**RECORDS SUPPLIED**.
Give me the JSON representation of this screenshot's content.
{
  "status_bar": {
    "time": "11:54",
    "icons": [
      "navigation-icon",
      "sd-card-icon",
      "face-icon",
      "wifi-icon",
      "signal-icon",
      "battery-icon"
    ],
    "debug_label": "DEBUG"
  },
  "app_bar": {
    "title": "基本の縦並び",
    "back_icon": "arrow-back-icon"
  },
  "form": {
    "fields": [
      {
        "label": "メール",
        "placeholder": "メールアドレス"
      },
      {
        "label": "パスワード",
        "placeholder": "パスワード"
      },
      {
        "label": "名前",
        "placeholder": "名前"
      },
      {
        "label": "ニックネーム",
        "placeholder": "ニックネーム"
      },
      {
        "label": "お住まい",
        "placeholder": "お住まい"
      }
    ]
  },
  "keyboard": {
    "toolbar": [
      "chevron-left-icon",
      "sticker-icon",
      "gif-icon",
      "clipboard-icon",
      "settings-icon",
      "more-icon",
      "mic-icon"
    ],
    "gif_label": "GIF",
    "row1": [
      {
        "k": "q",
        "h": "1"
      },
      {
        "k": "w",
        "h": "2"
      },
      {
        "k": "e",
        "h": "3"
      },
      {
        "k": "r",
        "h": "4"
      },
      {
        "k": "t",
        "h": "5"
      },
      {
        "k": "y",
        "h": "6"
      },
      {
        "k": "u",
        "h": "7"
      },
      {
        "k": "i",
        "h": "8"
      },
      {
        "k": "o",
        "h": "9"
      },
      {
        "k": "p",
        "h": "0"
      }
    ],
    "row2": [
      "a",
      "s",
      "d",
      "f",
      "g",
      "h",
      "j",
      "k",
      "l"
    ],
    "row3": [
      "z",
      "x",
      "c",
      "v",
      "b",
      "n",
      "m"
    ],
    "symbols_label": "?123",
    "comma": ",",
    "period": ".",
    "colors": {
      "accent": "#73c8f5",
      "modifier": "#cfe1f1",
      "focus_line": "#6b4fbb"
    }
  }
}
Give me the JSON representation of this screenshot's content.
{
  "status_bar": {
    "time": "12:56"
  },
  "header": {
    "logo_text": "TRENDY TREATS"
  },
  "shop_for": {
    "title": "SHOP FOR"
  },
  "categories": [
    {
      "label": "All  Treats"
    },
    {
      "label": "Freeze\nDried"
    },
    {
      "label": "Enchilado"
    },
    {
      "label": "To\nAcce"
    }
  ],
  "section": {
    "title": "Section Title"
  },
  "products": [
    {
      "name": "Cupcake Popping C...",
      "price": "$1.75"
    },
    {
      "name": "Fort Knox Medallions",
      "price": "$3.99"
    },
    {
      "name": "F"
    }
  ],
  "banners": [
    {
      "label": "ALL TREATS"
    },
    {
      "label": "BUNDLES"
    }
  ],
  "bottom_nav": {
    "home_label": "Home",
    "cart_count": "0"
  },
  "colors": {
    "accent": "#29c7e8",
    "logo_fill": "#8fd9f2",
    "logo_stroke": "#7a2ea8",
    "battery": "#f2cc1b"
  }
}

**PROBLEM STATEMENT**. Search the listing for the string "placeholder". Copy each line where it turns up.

**RESULT FOR THIS TASK**.
        "placeholder": "メールアドレス"
        "placeholder": "パスワード"
        "placeholder": "名前"
        "placeholder": "ニックネーム"
        "placeholder": "お住まい"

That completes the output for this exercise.